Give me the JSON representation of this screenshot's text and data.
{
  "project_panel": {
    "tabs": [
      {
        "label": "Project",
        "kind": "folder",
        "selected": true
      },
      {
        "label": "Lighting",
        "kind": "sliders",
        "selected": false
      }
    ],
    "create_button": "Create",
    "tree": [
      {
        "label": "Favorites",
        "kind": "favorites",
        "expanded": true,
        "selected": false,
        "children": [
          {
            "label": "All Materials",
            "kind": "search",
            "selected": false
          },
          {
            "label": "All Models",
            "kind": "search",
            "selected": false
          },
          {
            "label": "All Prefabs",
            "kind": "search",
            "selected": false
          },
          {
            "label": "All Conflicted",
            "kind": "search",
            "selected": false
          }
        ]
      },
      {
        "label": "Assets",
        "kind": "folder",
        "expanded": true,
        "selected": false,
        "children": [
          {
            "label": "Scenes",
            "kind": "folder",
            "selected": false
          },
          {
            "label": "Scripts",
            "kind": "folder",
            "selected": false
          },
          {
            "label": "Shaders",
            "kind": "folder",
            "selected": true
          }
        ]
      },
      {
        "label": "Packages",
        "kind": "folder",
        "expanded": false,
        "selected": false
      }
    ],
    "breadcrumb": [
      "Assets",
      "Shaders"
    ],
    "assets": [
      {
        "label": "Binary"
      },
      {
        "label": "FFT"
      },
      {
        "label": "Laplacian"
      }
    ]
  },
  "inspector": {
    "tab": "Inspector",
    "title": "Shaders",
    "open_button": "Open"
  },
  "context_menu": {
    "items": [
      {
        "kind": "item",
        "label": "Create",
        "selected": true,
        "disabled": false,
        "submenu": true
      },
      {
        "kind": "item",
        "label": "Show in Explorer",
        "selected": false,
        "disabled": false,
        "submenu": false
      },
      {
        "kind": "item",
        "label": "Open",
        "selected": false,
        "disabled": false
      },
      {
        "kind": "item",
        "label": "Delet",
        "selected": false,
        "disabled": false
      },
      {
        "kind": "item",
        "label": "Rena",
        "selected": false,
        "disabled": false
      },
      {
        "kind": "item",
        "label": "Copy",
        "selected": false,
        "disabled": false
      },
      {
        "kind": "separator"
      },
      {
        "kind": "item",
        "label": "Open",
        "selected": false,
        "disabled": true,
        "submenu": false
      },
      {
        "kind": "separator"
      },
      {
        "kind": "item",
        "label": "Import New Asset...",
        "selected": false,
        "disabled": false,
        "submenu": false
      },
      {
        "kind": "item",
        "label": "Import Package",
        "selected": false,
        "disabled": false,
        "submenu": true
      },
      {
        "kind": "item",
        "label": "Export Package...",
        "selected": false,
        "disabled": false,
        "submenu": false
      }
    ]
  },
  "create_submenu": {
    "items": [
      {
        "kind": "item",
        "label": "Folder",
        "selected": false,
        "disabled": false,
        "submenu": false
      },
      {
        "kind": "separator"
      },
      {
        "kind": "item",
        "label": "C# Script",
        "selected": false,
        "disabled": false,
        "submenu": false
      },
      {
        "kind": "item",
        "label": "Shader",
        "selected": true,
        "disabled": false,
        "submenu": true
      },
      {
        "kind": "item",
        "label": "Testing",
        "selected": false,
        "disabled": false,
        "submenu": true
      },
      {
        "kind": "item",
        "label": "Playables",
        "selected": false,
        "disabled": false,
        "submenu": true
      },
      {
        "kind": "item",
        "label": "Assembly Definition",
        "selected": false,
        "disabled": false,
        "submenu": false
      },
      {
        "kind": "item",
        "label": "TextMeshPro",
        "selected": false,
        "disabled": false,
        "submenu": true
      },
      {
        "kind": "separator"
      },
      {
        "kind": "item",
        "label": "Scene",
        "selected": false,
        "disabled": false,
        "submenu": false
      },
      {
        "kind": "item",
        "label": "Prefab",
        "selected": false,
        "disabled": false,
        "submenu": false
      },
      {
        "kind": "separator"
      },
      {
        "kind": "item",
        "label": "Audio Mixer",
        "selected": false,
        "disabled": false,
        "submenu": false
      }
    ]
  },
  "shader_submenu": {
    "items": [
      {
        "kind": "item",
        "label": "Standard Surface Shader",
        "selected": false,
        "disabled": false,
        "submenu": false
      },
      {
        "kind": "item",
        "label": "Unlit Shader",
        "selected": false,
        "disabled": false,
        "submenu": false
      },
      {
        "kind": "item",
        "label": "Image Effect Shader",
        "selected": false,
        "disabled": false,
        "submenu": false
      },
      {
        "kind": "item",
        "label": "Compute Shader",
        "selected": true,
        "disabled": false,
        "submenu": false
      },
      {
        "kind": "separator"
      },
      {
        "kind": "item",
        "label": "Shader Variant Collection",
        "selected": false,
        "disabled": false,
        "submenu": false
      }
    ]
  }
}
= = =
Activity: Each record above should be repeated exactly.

Result:
Give me the JSON representation of this screenshot's text and data.
{
  "project_panel": {
    "tabs": [
      {
        "label": "Project",
        "kind": "folder",
        "selected": true
      },
      {
        "label": "Lighting",
        "kind": "sliders",
        "selected": false
      }
    ],
    "create_button": "Create",
    "tree": [
      {
        "label": "Favorites",
        "kind": "favorites",
        "expanded": true,
        "selected": false,
        "children": [
          {
            "label": "All Materials",
            "kind": "search",
            "selected": false
          },
          {
            "label": "All Models",
            "kind": "search",
            "selected": false
          },
          {
            "label": "All Prefabs",
            "kind": "search",
            "selected": false
          },
          {
            "label": "All Conflicted",
            "kind": "search",
            "selected": false
          }
        ]
      },
      {
        "label": "Assets",
        "kind": "folder",
        "expanded": true,
        "selected": false,
        "children": [
          {
            "label": "Scenes",
            "kind": "folder",
            "selected": false
          },
          {
            "label": "Scripts",
            "kind": "folder",
            "selected": false
          },
          {
            "label": "Shaders",
            "kind": "folder",
            "selected": true
          }
        ]
      },
      {
        "label": "Packages",
        "kind": "folder",
        "expanded": false,
        "selected": false
      }
    ],
    "breadcrumb": [
      "Assets",
      "Shaders"
    ],
    "assets": [
      {
        "label": "Binary"
      },
      {
        "label": "FFT"
      },
      {
        "label": "Laplacian"
      }
    ]
  },
  "inspector": {
    "tab": "Inspector",
    "title": "Shaders",
    "open_button": "Open"
  },
  "context_menu": {
    "items": [
      {
        "kind": "item",
        "label": "Create",
        "selected": true,
        "disabled": false,
        "submenu": true
      },
      {
        "kind": "item",
        "label": "Show in Explorer",
        "selected": false,
        "disabled": false,
        "submenu": false
      },
      {
        "kind": "item",
        "label": "Open",
        "selected": false,
        "disabled": false
      },
      {
        "kind": "item",
        "label": "Delet",
        "selected": false,
        "disabled": false
      },
      {
        "kind": "item",
        "label": "Rena",
        "selected": false,
        "disabled": false
      },
      {
        "kind": "item",
        "label": "Copy",
        "selected": false,
        "disabled": false
      },
      {
        "kind": "separator"
      },
      {
        "kind": "item",
        "label": "Open",
        "selected": false,
        "disabled": true,
        "submenu": false
      },
      {
        "kind": "separator"
      },
      {
        "kind": "item",
        "label": "Import New Asset...",
        "selected": false,
        "disabled": false,
        "submenu": false
      },
      {
        "kind": "item",
        "label": "Import Package",
        "selected": false,
        "disabled": false,
        "submenu": true
      },
      {
        "kind": "item",
        "label": "Export Package...",
        "selected": false,
        "disabled": false,
        "submenu": false
      }
    ]
  },
  "create_submenu": {
    "items": [
      {
        "kind": "item",
        "label": "Folder",
        "selected": false,
        "disabled": false,
        "submenu": false
      },
      {
        "kind": "separator"
      },
      {
        "kind": "item",
        "label": "C# Script",
        "selected": false,
        "disabled": false,
        "submenu": false
      },
      {
        "kind": "item",
        "label": "Shader",
        "selected": true,
        "disabled": false,
        "submenu": true
      },
      {
        "kind": "item",
        "label": "Testing",
        "selected": false,
        "disabled": false,
        "submenu": true
      },
      {
        "kind": "item",
        "label": "Playables",
        "selected": false,
        "disabled": false,
        "submenu": true
      },
      {
        "kind": "item",
        "label": "Assembly Definition",
        "selected": false,
        "disabled": false,
        "submenu": false
      },
      {
        "kind": "item",
        "label": "TextMeshPro",
        "selected": false,
        "disabled": false,
        "submenu": true
      },
      {
        "kind": "separator"
      },
      {
        "kind": "item",
        "label": "Scene",
        "selected": false,
        "disabled": false,
        "submenu": false
      },
      {
        "kind": "item",
        "label": "Prefab",
        "selected": false,
        "disabled": false,
        "submenu": false
      },
      {
        "kind": "separator"
      },
      {
        "kind": "item",
        "label": "Audio Mixer",
        "selected": false,
        "disabled": false,
        "submenu": false
      }
    ]
  },
  "shader_submenu": {
    "items": [
      {
        "kind": "item",
        "label": "Standard Surface Shader",
        "selected": false,
        "disabled": false,
        "submenu": false
      },
      {
        "kind": "item",
        "label": "Unlit Shader",
        "selected": false,
        "disabled": false,
        "submenu": false
      },
      {
        "kind": "item",
        "label": "Image Effect Shader",
        "selected": false,
        "disabled": false,
        "submenu": false
      },
      {
        "kind": "item",
        "label": "Compute Shader",
        "selected": true,
        "disabled": false,
        "submenu": false
      },
      {
        "kind": "separator"
      },
      {
        "kind": "item",
        "label": "Shader Variant Collection",
        "selected": false,
        "disabled": false,
        "submenu": false
      }
    ]
  }
}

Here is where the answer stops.